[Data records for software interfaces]
......
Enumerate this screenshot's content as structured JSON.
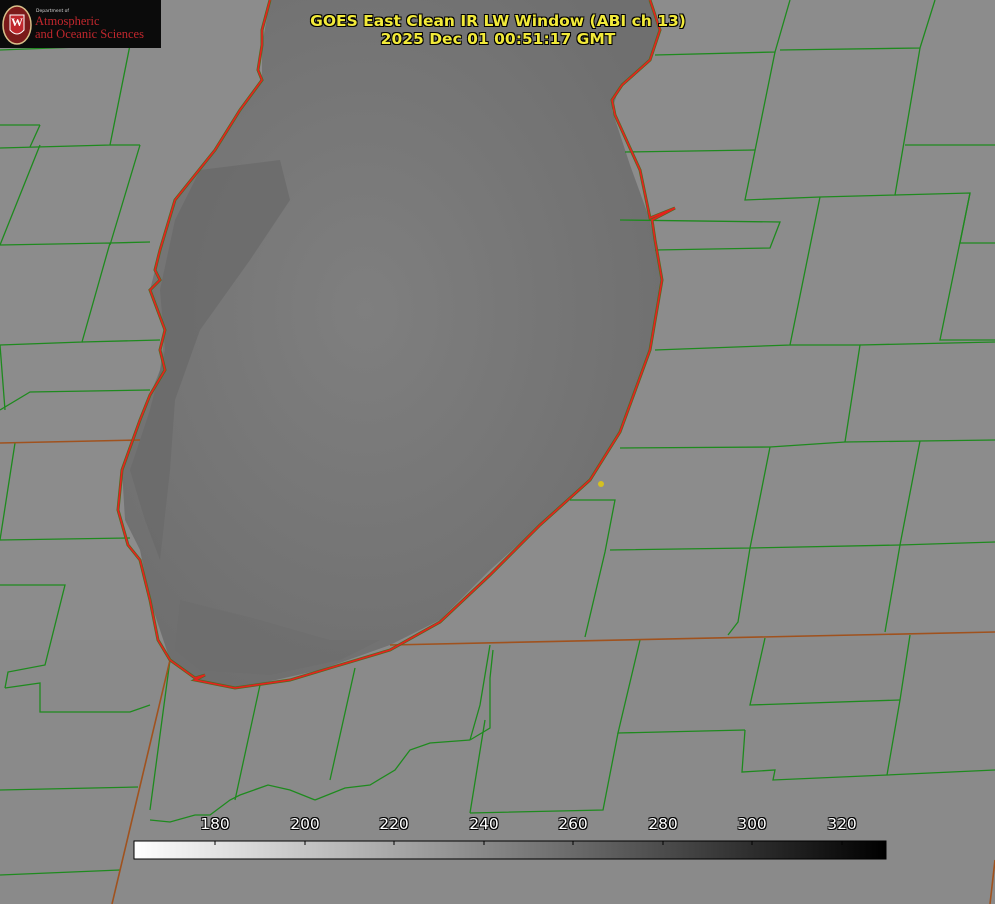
{
  "title": {
    "line1": "GOES East Clean IR LW Window (ABI ch 13)",
    "line2": "2025 Dec 01 00:51:17 GMT"
  },
  "logo": {
    "dept": "Department of",
    "line1": "Atmospheric",
    "line2": "and Oceanic Sciences",
    "emblem_letter": "W"
  },
  "colorbar": {
    "ticks": [
      "180",
      "200",
      "220",
      "240",
      "260",
      "280",
      "300",
      "320"
    ],
    "color_low": "#ffffff",
    "color_high": "#000000"
  },
  "colors": {
    "background_gray": "#8c8c8c",
    "county_lines": "#1e8a1e",
    "state_lines": "#a0521e",
    "coastline": "#e8201e",
    "title_text": "#f2ea3a",
    "logo_text": "#c0272d",
    "station_marker": "#d4c021"
  }
}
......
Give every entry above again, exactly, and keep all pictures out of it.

Answer:
Enumerate this screenshot's content as structured JSON.
{
  "title": {
    "line1": "GOES East Clean IR LW Window (ABI ch 13)",
    "line2": "2025 Dec 01 00:51:17 GMT"
  },
  "logo": {
    "dept": "Department of",
    "line1": "Atmospheric",
    "line2": "and Oceanic Sciences",
    "emblem_letter": "W"
  },
  "colorbar": {
    "ticks": [
      "180",
      "200",
      "220",
      "240",
      "260",
      "280",
      "300",
      "320"
    ],
    "color_low": "#ffffff",
    "color_high": "#000000"
  },
  "colors": {
    "background_gray": "#8c8c8c",
    "county_lines": "#1e8a1e",
    "state_lines": "#a0521e",
    "coastline": "#e8201e",
    "title_text": "#f2ea3a",
    "logo_text": "#c0272d",
    "station_marker": "#d4c021"
  }
}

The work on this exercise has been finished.